A group of concerned neighbors, represented at the meeting by two Hampstead Road property owners, Mel Blaney, who lives adjacent to the Paredes’ lot, and Bill Waller, whose home lies diagonally across from the Paredes’ lot, said that the house that had been approved by the Planning Commission would show flagrant disregard for the intent of the hillside ordinance.
“We are not saying ‘You can’t build a house,’ we’re saying, ‘If you build house in conformance with the hillside ordinance, go for it,’” said Waller. “My concern is not so much on the micro level here, but on a macro level of what’s good for the community.”
Waller said that if the city allowed the Paredes family to build a home that so drastically exceeded the guidelines, it would set a precedent for rampant development.
“[The ordinance] was intended to keep our hillsides from being developed in such a way that we destroyed the beauty of the community,” said Waller. “It’s got to do with views, with the aesthetics for the community, it’s got to do with the privacy of the neighbors, it’s got to do with health and safety issues.”
Robert Stanley, the city’s director of community development, said that the current debate is exactly why the ordinance exists.
“I think the hillside ordinance is doing exactly what it’s supposed to do,” Stanley said. “If neighbors feel that a project…is exceeding the guidelines, they have the opportunity to appeal it, and this discussion is taking place.”
Although the proposed home exceeds the guidelines in the ordinance, the regulations allow for this if certain mitigating findings can be met. A study done by the city staff found several other homes that were approved although they exceeded the slope-factor guidelines by equal amounts.
Stanley said this showed the process was working.
“It doesn’t meant the Planning Commission did anything wrong when they approved the project, because they reviewed it, they felt it did meet the findings,” Stanley said. “Those findings are very subjective.”
Waller, however, said the root problem was an overly permissive Planning Commission.
“Quite honestly, I don’t think they know what’s in the hillside ordinance,” Waller said. “The Planning Commission will approve anything willy-nilly, and it’s up to concerned citizens to get it stopped.”
Planning Commissioner Herand Sarkissian said he thought the proposed house fit into the neighborhood, and that the opposition wasn’t totally altruistic.

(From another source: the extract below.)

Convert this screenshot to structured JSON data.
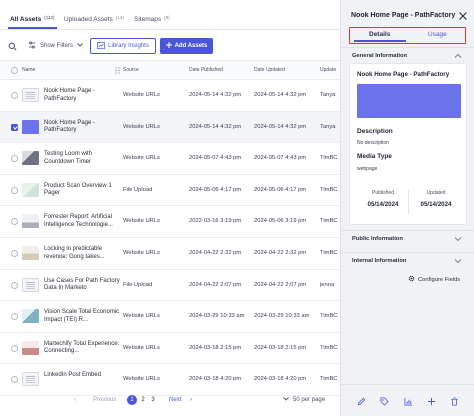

“I think a lot of the neighbors are good citizens who get used to the idea that they can protest things and stop things, and this becomes a hobby,” said Sarkissian. “It’s beyond reasonable.”
Sarkissian said that reducing the home’s size from 3000 square feet to the 2000-2200 recommended to the City Council would make little difference in its impact on the hill, and that a guideline-complying 1500-square- foot house wouldn’t be commensurate with La Cañada’s character.
Sarkissian said that these sorts of exceptions are why the Planning Commission exists.
“We went through the reasoning, we went through the findings, and yes, I think it exceeds the hillside limitation with the slope factor, but in all honesty I believe that’s why we’re there as a discretionary board,” said Sarkissian. “I believe that particular multiplier as applied to this instance is not fair.”
Ultimately, Sarkissian said it was unfair to the Paredes family to run their plans through this wringer.
“You might as well say it’s better to tell this man, ‘You cannot build a house’ than to put him through this process,” said Sarkissian.